WHAT THIS TASK INVOLVES | Repeat the data in full. Drop every picture.

Stored items from a collection:
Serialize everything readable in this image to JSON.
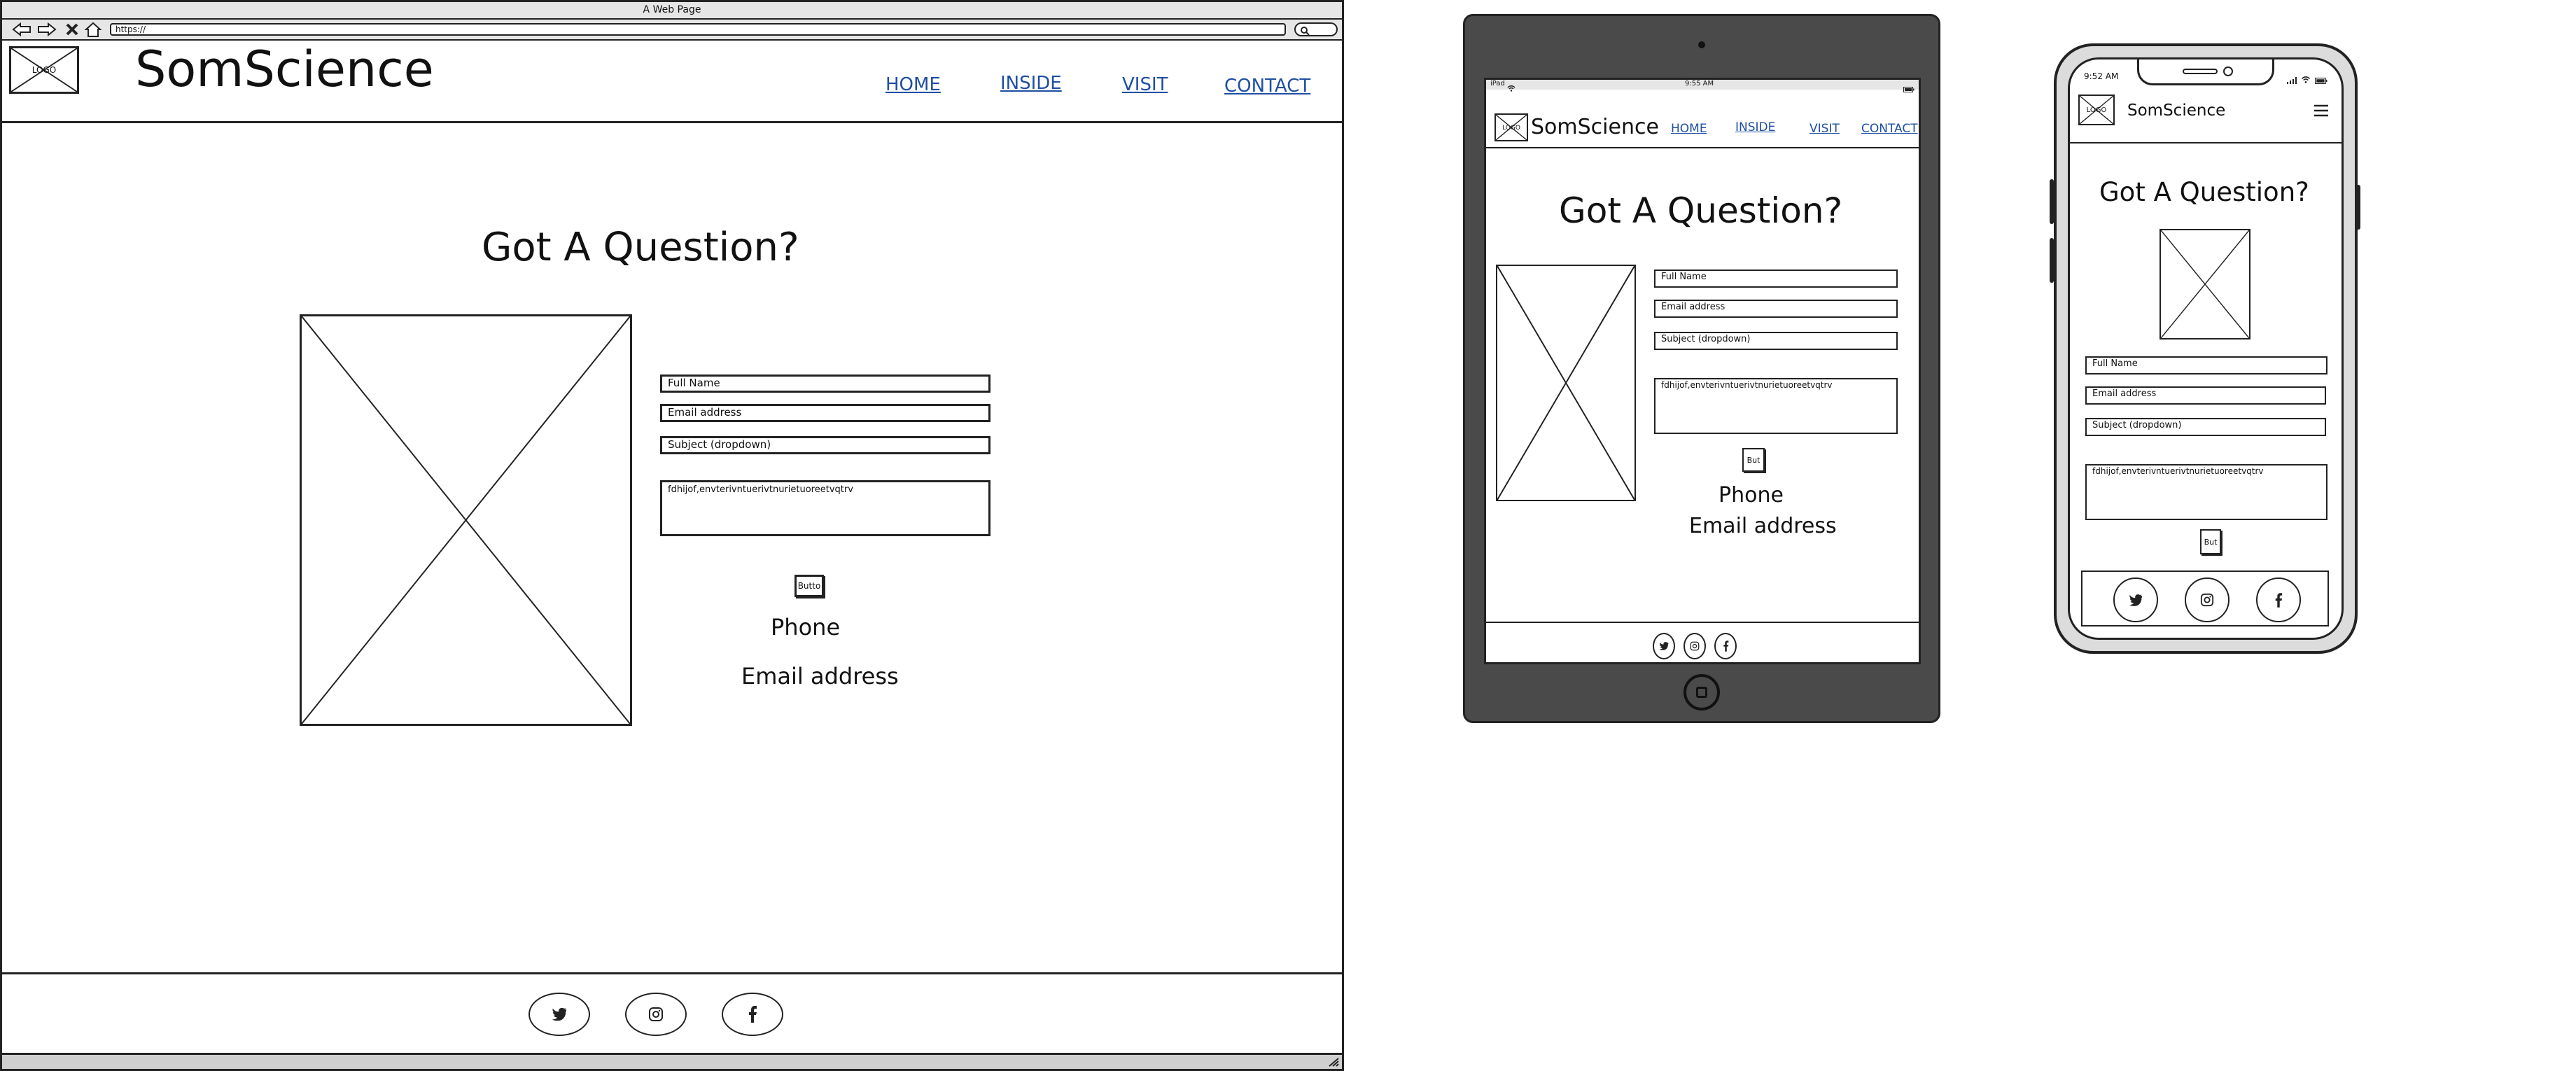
{
  "desktop": {
    "window_title": "A Web Page",
    "url": "https://",
    "logo": "LOGO",
    "brand": "SomScience",
    "nav": [
      "HOME",
      "INSIDE",
      "VISIT",
      "CONTACT"
    ],
    "heading": "Got A Question?",
    "fields": {
      "name": "Full Name",
      "email": "Email address",
      "subject": "Subject (dropdown)",
      "message": "fdhijof,envterivntuerivtnurietuoreetvqtrv"
    },
    "button": "Butto",
    "phone": "Phone",
    "email_label": "Email address"
  },
  "tablet": {
    "status_left": "iPad",
    "status_time": "9:55 AM",
    "logo": "LOGO",
    "brand": "SomScience",
    "nav": [
      "HOME",
      "INSIDE",
      "VISIT",
      "CONTACT"
    ],
    "heading": "Got A Question?",
    "fields": {
      "name": "Full Name",
      "email": "Email address",
      "subject": "Subject (dropdown)",
      "message": "fdhijof,envterivntuerivtnurietuoreetvqtrv"
    },
    "button": "But",
    "phone": "Phone",
    "email_label": "Email address"
  },
  "phone": {
    "status_time": "9:52 AM",
    "logo": "LOGO",
    "brand": "SomScience",
    "heading": "Got A Question?",
    "fields": {
      "name": "Full Name",
      "email": "Email address",
      "subject": "Subject (dropdown)",
      "message": "fdhijof,envterivntuerivtnurietuoreetvqtrv"
    },
    "button": "But"
  },
  "icons": [
    "back-arrow-icon",
    "forward-arrow-icon",
    "close-icon",
    "home-icon",
    "search-icon",
    "twitter-icon",
    "instagram-icon",
    "facebook-icon",
    "hamburger-menu-icon",
    "wifi-icon",
    "battery-icon",
    "signal-icon"
  ]
}
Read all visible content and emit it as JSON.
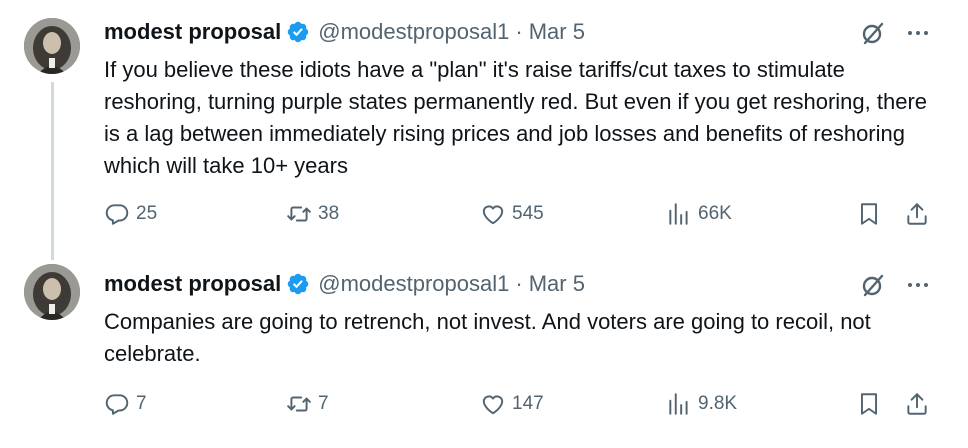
{
  "tweets": [
    {
      "author": {
        "name": "modest proposal",
        "handle": "@modestproposal1",
        "verified": true
      },
      "separator": "·",
      "date": "Mar 5",
      "text": "If you believe these idiots have a \"plan\" it's raise tariffs/cut taxes to stimulate reshoring, turning purple states permanently red. But even if you get reshoring, there is a lag between immediately rising prices and job losses and benefits of reshoring which will take 10+ years",
      "stats": {
        "replies": "25",
        "reposts": "38",
        "likes": "545",
        "views": "66K"
      }
    },
    {
      "author": {
        "name": "modest proposal",
        "handle": "@modestproposal1",
        "verified": true
      },
      "separator": "·",
      "date": "Mar 5",
      "text": "Companies are going to retrench, not invest. And voters are going to recoil, not celebrate.",
      "stats": {
        "replies": "7",
        "reposts": "7",
        "likes": "147",
        "views": "9.8K"
      }
    }
  ],
  "icons": {
    "verified": "verified-badge-icon",
    "grok": "grok-icon",
    "more": "more-icon",
    "reply": "reply-icon",
    "repost": "repost-icon",
    "like": "like-icon",
    "views": "views-icon",
    "bookmark": "bookmark-icon",
    "share": "share-icon"
  },
  "colors": {
    "verified": "#1d9bf0",
    "text": "#0f1419",
    "secondary": "#536471",
    "thread_line": "#cfd9de"
  }
}
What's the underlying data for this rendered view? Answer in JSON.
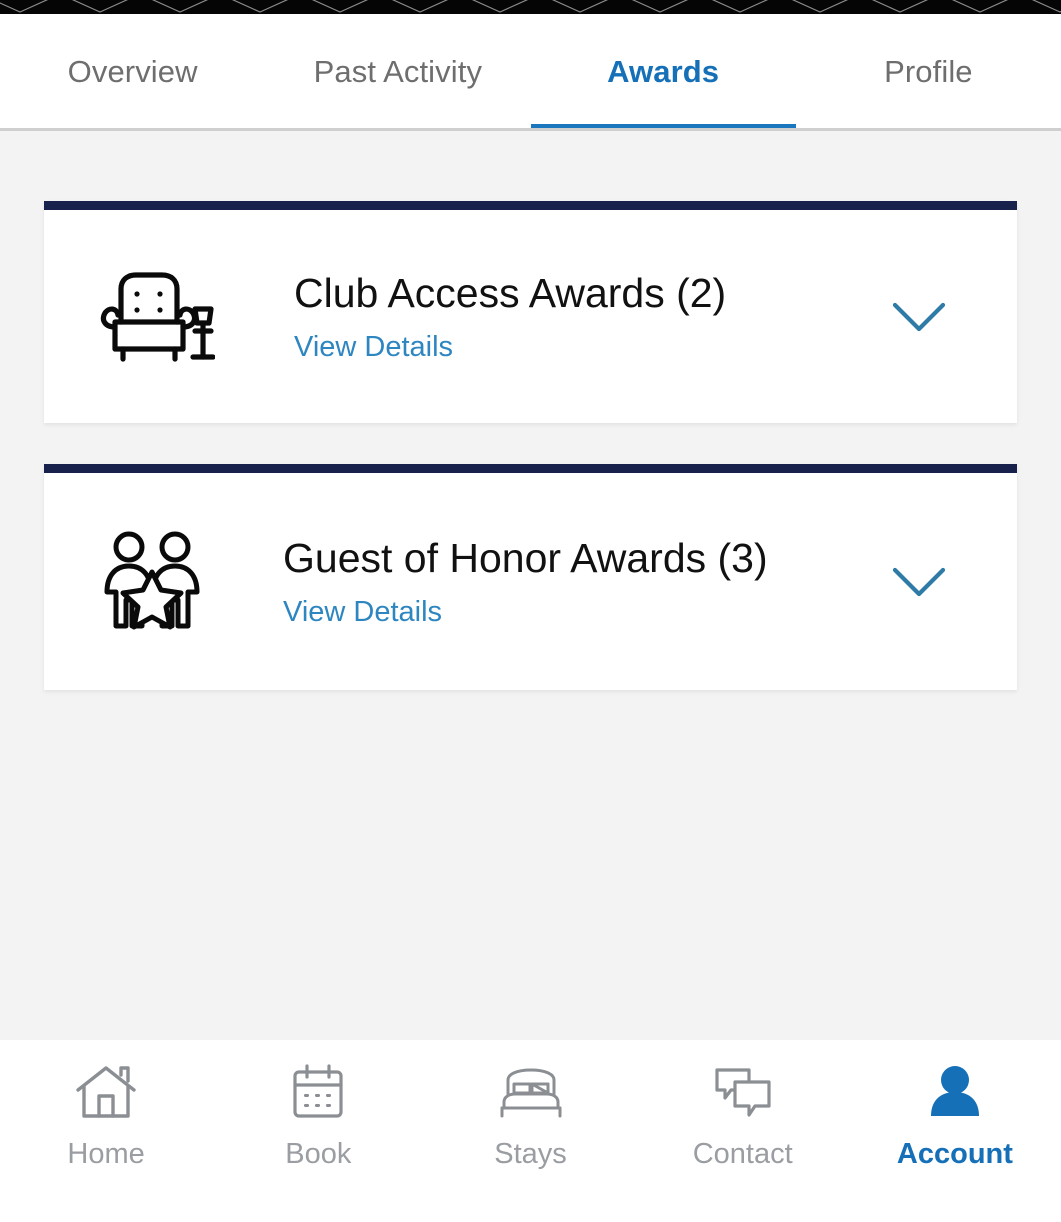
{
  "app": {
    "screen_title": "Awards",
    "accent_blue": "#1570b8",
    "link_blue": "#2e86c1",
    "card_border_navy": "#17214c",
    "inactive_gray": "#6e6e6e",
    "nav_inactive_gray": "#9a9da1",
    "page_background": "#f3f3f3"
  },
  "tabs": [
    {
      "label": "Overview",
      "active": false,
      "name": "tab-overview"
    },
    {
      "label": "Past Activity",
      "active": false,
      "name": "tab-past-activity"
    },
    {
      "label": "Awards",
      "active": true,
      "name": "tab-awards"
    },
    {
      "label": "Profile",
      "active": false,
      "name": "tab-profile"
    }
  ],
  "cards": [
    {
      "title": "Club Access Awards (2)",
      "count": 2,
      "link_label": "View Details",
      "icon": "armchair-icon",
      "chevron": "chevron-down-icon",
      "expanded": false
    },
    {
      "title": "Guest of Honor Awards (3)",
      "count": 3,
      "link_label": "View Details",
      "icon": "two-people-star-icon",
      "chevron": "chevron-down-icon",
      "expanded": false
    }
  ],
  "bottom_nav": [
    {
      "label": "Home",
      "icon": "house-icon",
      "active": false
    },
    {
      "label": "Book",
      "icon": "calendar-icon",
      "active": false
    },
    {
      "label": "Stays",
      "icon": "bed-icon",
      "active": false
    },
    {
      "label": "Contact",
      "icon": "chat-bubbles-icon",
      "active": false
    },
    {
      "label": "Account",
      "icon": "person-icon",
      "active": true
    }
  ]
}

EXERCISE SOLUTION |
Serialize everything readable in this image to JSON.
{
  "desktop": {
    "window_title": "A Web Page",
    "url": "https://",
    "logo": "LOGO",
    "brand": "SomScience",
    "nav": [
      "HOME",
      "INSIDE",
      "VISIT",
      "CONTACT"
    ],
    "heading": "Got A Question?",
    "fields": {
      "name": "Full Name",
      "email": "Email address",
      "subject": "Subject (dropdown)",
      "message": "fdhijof,envterivntuerivtnurietuoreetvqtrv"
    },
    "button": "Butto",
    "phone": "Phone",
    "email_label": "Email address"
  },
  "tablet": {
    "status_left": "iPad",
    "status_time": "9:55 AM",
    "logo": "LOGO",
    "brand": "SomScience",
    "nav": [
      "HOME",
      "INSIDE",
      "VISIT",
      "CONTACT"
    ],
    "heading": "Got A Question?",
    "fields": {
      "name": "Full Name",
      "email": "Email address",
      "subject": "Subject (dropdown)",
      "message": "fdhijof,envterivntuerivtnurietuoreetvqtrv"
    },
    "button": "But",
    "phone": "Phone",
    "email_label": "Email address"
  },
  "phone": {
    "status_time": "9:52 AM",
    "logo": "LOGO",
    "brand": "SomScience",
    "heading": "Got A Question?",
    "fields": {
      "name": "Full Name",
      "email": "Email address",
      "subject": "Subject (dropdown)",
      "message": "fdhijof,envterivntuerivtnurietuoreetvqtrv"
    },
    "button": "But"
  },
  "icons": [
    "back-arrow-icon",
    "forward-arrow-icon",
    "close-icon",
    "home-icon",
    "search-icon",
    "twitter-icon",
    "instagram-icon",
    "facebook-icon",
    "hamburger-menu-icon",
    "wifi-icon",
    "battery-icon",
    "signal-icon"
  ]
}
Read all visible content and emit it as JSON.
{
  "tweets": [
    {
      "author": {
        "name": "modest proposal",
        "handle": "@modestproposal1",
        "verified": true
      },
      "separator": "·",
      "date": "Mar 5",
      "text": "If you believe these idiots have a \"plan\" it's raise tariffs/cut taxes to stimulate reshoring, turning purple states permanently red. But even if you get reshoring, there is a lag between immediately rising prices and job losses and benefits of reshoring which will take 10+ years",
      "stats": {
        "replies": "25",
        "reposts": "38",
        "likes": "545",
        "views": "66K"
      }
    },
    {
      "author": {
        "name": "modest proposal",
        "handle": "@modestproposal1",
        "verified": true
      },
      "separator": "·",
      "date": "Mar 5",
      "text": "Companies are going to retrench, not invest. And voters are going to recoil, not celebrate.",
      "stats": {
        "replies": "7",
        "reposts": "7",
        "likes": "147",
        "views": "9.8K"
      }
    }
  ],
  "icons": {
    "verified": "verified-badge-icon",
    "grok": "grok-icon",
    "more": "more-icon",
    "reply": "reply-icon",
    "repost": "repost-icon",
    "like": "like-icon",
    "views": "views-icon",
    "bookmark": "bookmark-icon",
    "share": "share-icon"
  },
  "colors": {
    "verified": "#1d9bf0",
    "text": "#0f1419",
    "secondary": "#536471",
    "thread_line": "#cfd9de"
  }
}
What's the underlying data for this rendered view? Answer in JSON.
{
  "app": {
    "screen_title": "Awards",
    "accent_blue": "#1570b8",
    "link_blue": "#2e86c1",
    "card_border_navy": "#17214c",
    "inactive_gray": "#6e6e6e",
    "nav_inactive_gray": "#9a9da1",
    "page_background": "#f3f3f3"
  },
  "tabs": [
    {
      "label": "Overview",
      "active": false,
      "name": "tab-overview"
    },
    {
      "label": "Past Activity",
      "active": false,
      "name": "tab-past-activity"
    },
    {
      "label": "Awards",
      "active": true,
      "name": "tab-awards"
    },
    {
      "label": "Profile",
      "active": false,
      "name": "tab-profile"
    }
  ],
  "cards": [
    {
      "title": "Club Access Awards (2)",
      "count": 2,
      "link_label": "View Details",
      "icon": "armchair-icon",
      "chevron": "chevron-down-icon",
      "expanded": false
    },
    {
      "title": "Guest of Honor Awards (3)",
      "count": 3,
      "link_label": "View Details",
      "icon": "two-people-star-icon",
      "chevron": "chevron-down-icon",
      "expanded": false
    }
  ],
  "bottom_nav": [
    {
      "label": "Home",
      "icon": "house-icon",
      "active": false
    },
    {
      "label": "Book",
      "icon": "calendar-icon",
      "active": false
    },
    {
      "label": "Stays",
      "icon": "bed-icon",
      "active": false
    },
    {
      "label": "Contact",
      "icon": "chat-bubbles-icon",
      "active": false
    },
    {
      "label": "Account",
      "icon": "person-icon",
      "active": true
    }
  ]
}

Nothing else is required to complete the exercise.